Red Bull Honda F1 falls to the bottom at an average pit stop after technical directive[F1-Gate .com]

The Red Bull Honda F1 has fallen to the bottom of the average pit stop time from the F1 pit stop benchmark since the entry into force of the FIA ​​Technical Guideline.

In an era of pit stops at ultra-fast levels of less than two seconds, the FIA ​​(International Automobile Federation) has implemented new requirements of the F1 Belgian Grand Prix to mitigate the associated safety risks.

The Intelligent Wheel Gun is equipped with software that performs an automatic check to see if the wheel is locked before it is released.

The wheel gun had a release button that the mechanic had to press, which could signal after tightening the lug nut and lower the jack, but while waiting for the lug nut to be tightened, the button was pressed. Pushing was standard practice.

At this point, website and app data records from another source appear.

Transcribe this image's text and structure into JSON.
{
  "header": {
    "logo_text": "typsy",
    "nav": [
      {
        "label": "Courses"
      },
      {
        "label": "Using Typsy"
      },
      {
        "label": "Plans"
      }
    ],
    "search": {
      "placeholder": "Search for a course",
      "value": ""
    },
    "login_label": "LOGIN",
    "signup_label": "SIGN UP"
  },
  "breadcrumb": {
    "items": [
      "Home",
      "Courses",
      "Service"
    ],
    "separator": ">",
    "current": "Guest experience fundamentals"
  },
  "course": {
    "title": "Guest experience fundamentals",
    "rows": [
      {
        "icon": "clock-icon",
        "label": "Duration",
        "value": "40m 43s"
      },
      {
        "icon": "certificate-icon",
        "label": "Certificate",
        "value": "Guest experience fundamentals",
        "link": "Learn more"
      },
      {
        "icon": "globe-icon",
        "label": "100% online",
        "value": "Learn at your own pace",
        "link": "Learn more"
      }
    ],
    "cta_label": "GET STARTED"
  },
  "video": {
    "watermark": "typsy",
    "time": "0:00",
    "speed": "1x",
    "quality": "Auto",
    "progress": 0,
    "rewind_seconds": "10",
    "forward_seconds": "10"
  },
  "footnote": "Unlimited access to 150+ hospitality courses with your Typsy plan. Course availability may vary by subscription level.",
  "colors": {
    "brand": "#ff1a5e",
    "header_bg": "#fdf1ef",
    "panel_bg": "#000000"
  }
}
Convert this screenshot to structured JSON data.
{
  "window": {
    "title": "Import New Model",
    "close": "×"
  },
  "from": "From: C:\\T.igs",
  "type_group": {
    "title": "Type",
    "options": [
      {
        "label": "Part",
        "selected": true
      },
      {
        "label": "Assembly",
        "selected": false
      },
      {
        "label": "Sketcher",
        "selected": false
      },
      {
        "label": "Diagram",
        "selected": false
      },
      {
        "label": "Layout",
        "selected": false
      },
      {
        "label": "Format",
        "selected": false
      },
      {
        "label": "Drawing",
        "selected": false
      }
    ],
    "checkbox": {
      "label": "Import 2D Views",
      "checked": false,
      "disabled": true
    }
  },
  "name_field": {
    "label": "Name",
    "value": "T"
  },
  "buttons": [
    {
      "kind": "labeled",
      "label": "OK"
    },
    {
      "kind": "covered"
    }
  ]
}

The technical guideline imposed during the F1 Belgian Grand Prix states that the release button cannot be pressed until a “tighten wheel nut” signal has been issued and should only be pressed in response to that signal.

The Red Bull Honda F1 has established itself as F1’s fastest and most consistent team at the pit stop, and the new directive was seen as an attempt to slow it down.

At three consecutive events, those fears had to be verified. Red Bull Honda has made very fast pit stops in Zandvoort, Monza and Sochi, but reliability has declined significantly.

■ For F1 Belgian GP
The fastest: 1.88 seconds (1 bit) Average: 2.58 seconds (1 bit)

■ After the F1 Belgian Grand Prix
Fastest: 2.15 seconds (1 digit) Average: 4.56 seconds (10 digits)

Not surprisingly, the fastest pit stop time after the technical guideline is slightly behind, but Red Bull remains a benchmark in that regard. It has the fastest pit stop in Zandvoort and the second fastest in Monza and Sochi.

The concern is that consistency has dropped dramatically. Red Bull Honda’s error rate up to the F1 Hungarian Grand Prix was extremely low, with an average pit stop time of 2.58 seconds.

However, the average pit stop time in the three Grand Prix since the F1 Belgian Grand Prix was 4.56 seconds, which is 2 seconds slower, which is the worst for all 10 teams.

This is largely due to the slow stops of Max Verstappen (11.1 seconds) at the F1 Italian Grand Prix and Sergio Perez (8.96 seconds) at the F1 Russian Grand Prix.

As for the slow stop at the F1 Italian Grand Prix, Red Bull recognizes Honda F1 that it is human error and a direct result of the new technical directive. The result was a crash on track with Lewis Hamilton.

Red Bull F1 team boss Christian Horner said it was a “nuisance” that protocol was changed during the season, but said Sergio Perez’s problem at the F1 Russian Grand Prix was not the result of a technical directive. ..

“Unfortunately, the wheel had slowed down a bit and the clutch was released while we were on the stand, which exacerbated the problem,” explained Christian Horner.

There are only three races that serve as data samples to determine the impact of the new technical guideline, and Red Bull Honda F1 cannot be accused of suddenly having a low pit stop.

However, the first trend is clear. According to data from F1 partner DHL, the average pit stop times for all but three teams since the summer break are AlphaTauri Honda (0.05 seconds), Ferrari (0.03 seconds) and Alpine (0.02 seconds). slightly improved.

The 2.02 second increase in average pit stop time for the Red Bull Honda F1 is significantly worse than the next big increase in Haas (0.91 seconds). But for the rest of the season, this problem will be resolved and converge to pre-summer levels.

Christian Horner also said: “I had enough time to practice in the factory because it was three races in a row. I don’t have much time to practice after I get to the track. It’s still at the level before the technical guideline was introduced. I won’t master the new system until I can get it back.”

But it is clear that Red Bull Honda F1 has suffered an unfortunate setback. Mercedes behind-the-scenes politics has taken control of previously clearly advantageous areas.

“I don’t think (technical guidelines) will fall,” said Christian Horner.

“Changes during the season are certainly not great, but inevitable. It’s the same for everyone, so we have to keep going.”

Add this item to Hatena Bookmark

Category: F1 / Red Bull / Honda F1

Add a Comment

Your email address will not be published. Required fields are marked *